[[ Input material open ]]

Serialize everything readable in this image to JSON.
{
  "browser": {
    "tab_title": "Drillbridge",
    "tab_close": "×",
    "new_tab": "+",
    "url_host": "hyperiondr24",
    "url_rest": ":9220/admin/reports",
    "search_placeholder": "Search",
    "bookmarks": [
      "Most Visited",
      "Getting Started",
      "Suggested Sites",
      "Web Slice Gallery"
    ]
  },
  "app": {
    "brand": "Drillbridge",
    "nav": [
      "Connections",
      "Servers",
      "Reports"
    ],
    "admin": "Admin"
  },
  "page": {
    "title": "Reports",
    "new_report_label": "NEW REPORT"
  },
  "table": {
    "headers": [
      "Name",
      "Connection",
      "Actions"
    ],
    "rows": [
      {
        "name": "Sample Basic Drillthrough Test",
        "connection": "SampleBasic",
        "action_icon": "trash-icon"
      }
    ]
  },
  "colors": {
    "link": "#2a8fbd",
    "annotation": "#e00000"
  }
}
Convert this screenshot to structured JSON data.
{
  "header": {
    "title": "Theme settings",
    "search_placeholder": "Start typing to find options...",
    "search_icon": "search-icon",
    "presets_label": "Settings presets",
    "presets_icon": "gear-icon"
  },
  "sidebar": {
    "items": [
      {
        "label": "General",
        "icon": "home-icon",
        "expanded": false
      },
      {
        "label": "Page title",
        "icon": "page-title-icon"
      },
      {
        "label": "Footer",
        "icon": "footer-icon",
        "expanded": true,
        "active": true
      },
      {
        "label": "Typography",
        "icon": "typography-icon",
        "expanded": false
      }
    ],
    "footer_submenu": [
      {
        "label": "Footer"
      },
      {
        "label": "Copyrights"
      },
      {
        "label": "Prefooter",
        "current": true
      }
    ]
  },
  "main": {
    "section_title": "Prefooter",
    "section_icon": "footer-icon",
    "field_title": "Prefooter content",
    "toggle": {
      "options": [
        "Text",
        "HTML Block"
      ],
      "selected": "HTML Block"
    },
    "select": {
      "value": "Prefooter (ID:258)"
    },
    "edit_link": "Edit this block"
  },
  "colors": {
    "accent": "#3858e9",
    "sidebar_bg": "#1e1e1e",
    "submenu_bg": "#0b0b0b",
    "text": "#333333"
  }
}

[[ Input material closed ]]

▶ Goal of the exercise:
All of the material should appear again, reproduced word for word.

▶ Exercise output:
Serialize everything readable in this image to JSON.
{
  "browser": {
    "tab_title": "Drillbridge",
    "tab_close": "×",
    "new_tab": "+",
    "url_host": "hyperiondr24",
    "url_rest": ":9220/admin/reports",
    "search_placeholder": "Search",
    "bookmarks": [
      "Most Visited",
      "Getting Started",
      "Suggested Sites",
      "Web Slice Gallery"
    ]
  },
  "app": {
    "brand": "Drillbridge",
    "nav": [
      "Connections",
      "Servers",
      "Reports"
    ],
    "admin": "Admin"
  },
  "page": {
    "title": "Reports",
    "new_report_label": "NEW REPORT"
  },
  "table": {
    "headers": [
      "Name",
      "Connection",
      "Actions"
    ],
    "rows": [
      {
        "name": "Sample Basic Drillthrough Test",
        "connection": "SampleBasic",
        "action_icon": "trash-icon"
      }
    ]
  },
  "colors": {
    "link": "#2a8fbd",
    "annotation": "#e00000"
  }
}
Convert this screenshot to structured JSON data.
{
  "header": {
    "title": "Theme settings",
    "search_placeholder": "Start typing to find options...",
    "search_icon": "search-icon",
    "presets_label": "Settings presets",
    "presets_icon": "gear-icon"
  },
  "sidebar": {
    "items": [
      {
        "label": "General",
        "icon": "home-icon",
        "expanded": false
      },
      {
        "label": "Page title",
        "icon": "page-title-icon"
      },
      {
        "label": "Footer",
        "icon": "footer-icon",
        "expanded": true,
        "active": true
      },
      {
        "label": "Typography",
        "icon": "typography-icon",
        "expanded": false
      }
    ],
    "footer_submenu": [
      {
        "label": "Footer"
      },
      {
        "label": "Copyrights"
      },
      {
        "label": "Prefooter",
        "current": true
      }
    ]
  },
  "main": {
    "section_title": "Prefooter",
    "section_icon": "footer-icon",
    "field_title": "Prefooter content",
    "toggle": {
      "options": [
        "Text",
        "HTML Block"
      ],
      "selected": "HTML Block"
    },
    "select": {
      "value": "Prefooter (ID:258)"
    },
    "edit_link": "Edit this block"
  },
  "colors": {
    "accent": "#3858e9",
    "sidebar_bg": "#1e1e1e",
    "submenu_bg": "#0b0b0b",
    "text": "#333333"
  }
}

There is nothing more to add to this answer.